Could you retype the entries below exactly, omitting every picture?

-- Exercise data follows --

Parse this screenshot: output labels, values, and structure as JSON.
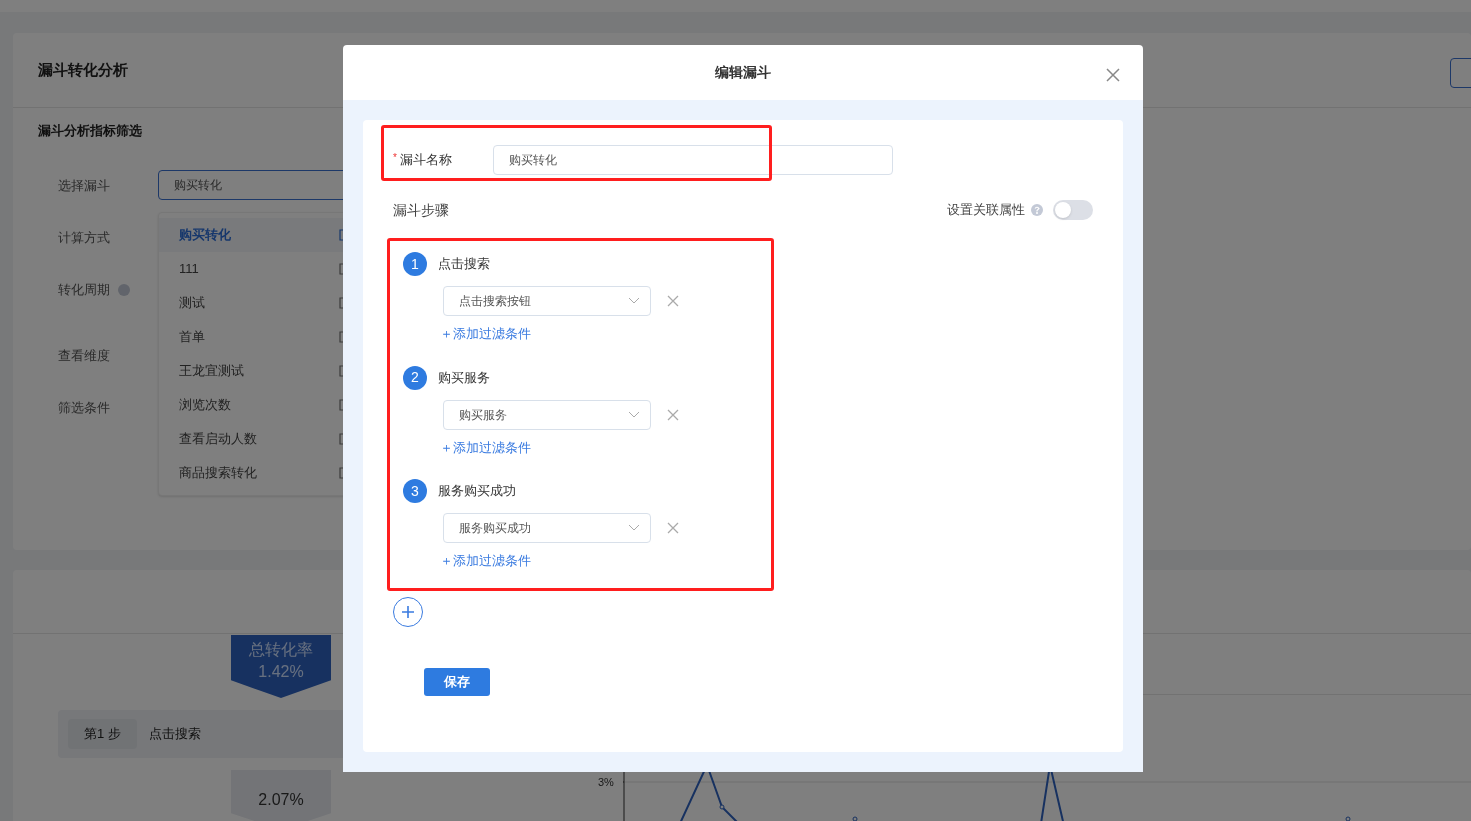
{
  "page": {
    "title": "漏斗转化分析",
    "section_title": "漏斗分析指标筛选",
    "form_labels": [
      {
        "label": "选择漏斗",
        "help": false
      },
      {
        "label": "计算方式",
        "help": false
      },
      {
        "label": "转化周期",
        "help": true
      },
      {
        "label": "查看维度",
        "help": false
      },
      {
        "label": "筛选条件",
        "help": false
      }
    ],
    "funnel_select": {
      "value": "购买转化"
    },
    "funnel_dropdown": [
      {
        "label": "购买转化",
        "selected": true
      },
      {
        "label": "111",
        "selected": false
      },
      {
        "label": "测试",
        "selected": false
      },
      {
        "label": "首单",
        "selected": false
      },
      {
        "label": "王龙宜测试",
        "selected": false
      },
      {
        "label": "浏览次数",
        "selected": false
      },
      {
        "label": "查看启动人数",
        "selected": false
      },
      {
        "label": "商品搜索转化",
        "selected": false
      }
    ],
    "funnel_chart": {
      "total_label": "总转化率",
      "total_rate": "1.42%",
      "steps": [
        {
          "tag": "第1 步",
          "name": "点击搜索"
        }
      ],
      "step_rate": "2.07%"
    },
    "trend_chart": {
      "y_tick": "3%"
    }
  },
  "dialog": {
    "title": "编辑漏斗",
    "name_field": {
      "label": "漏斗名称",
      "required": true,
      "required_mark": "*",
      "value": "购买转化"
    },
    "steps_heading": "漏斗步骤",
    "link_attribute": {
      "label": "设置关联属性",
      "on": false
    },
    "steps": [
      {
        "number": "1",
        "name": "点击搜索",
        "event": "点击搜索按钮",
        "add_filter": "＋添加过滤条件"
      },
      {
        "number": "2",
        "name": "购买服务",
        "event": "购买服务",
        "add_filter": "＋添加过滤条件"
      },
      {
        "number": "3",
        "name": "服务购买成功",
        "event": "服务购买成功",
        "add_filter": "＋添加过滤条件"
      }
    ],
    "save_button": "保存"
  }
}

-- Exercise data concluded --

#### Task result
Parse this screenshot: output labels, values, and structure as JSON.
{
  "page": {
    "title": "漏斗转化分析",
    "section_title": "漏斗分析指标筛选",
    "form_labels": [
      {
        "label": "选择漏斗",
        "help": false
      },
      {
        "label": "计算方式",
        "help": false
      },
      {
        "label": "转化周期",
        "help": true
      },
      {
        "label": "查看维度",
        "help": false
      },
      {
        "label": "筛选条件",
        "help": false
      }
    ],
    "funnel_select": {
      "value": "购买转化"
    },
    "funnel_dropdown": [
      {
        "label": "购买转化",
        "selected": true
      },
      {
        "label": "111",
        "selected": false
      },
      {
        "label": "测试",
        "selected": false
      },
      {
        "label": "首单",
        "selected": false
      },
      {
        "label": "王龙宜测试",
        "selected": false
      },
      {
        "label": "浏览次数",
        "selected": false
      },
      {
        "label": "查看启动人数",
        "selected": false
      },
      {
        "label": "商品搜索转化",
        "selected": false
      }
    ],
    "funnel_chart": {
      "total_label": "总转化率",
      "total_rate": "1.42%",
      "steps": [
        {
          "tag": "第1 步",
          "name": "点击搜索"
        }
      ],
      "step_rate": "2.07%"
    },
    "trend_chart": {
      "y_tick": "3%"
    }
  },
  "dialog": {
    "title": "编辑漏斗",
    "name_field": {
      "label": "漏斗名称",
      "required": true,
      "required_mark": "*",
      "value": "购买转化"
    },
    "steps_heading": "漏斗步骤",
    "link_attribute": {
      "label": "设置关联属性",
      "on": false
    },
    "steps": [
      {
        "number": "1",
        "name": "点击搜索",
        "event": "点击搜索按钮",
        "add_filter": "＋添加过滤条件"
      },
      {
        "number": "2",
        "name": "购买服务",
        "event": "购买服务",
        "add_filter": "＋添加过滤条件"
      },
      {
        "number": "3",
        "name": "服务购买成功",
        "event": "服务购买成功",
        "add_filter": "＋添加过滤条件"
      }
    ],
    "save_button": "保存"
  }
}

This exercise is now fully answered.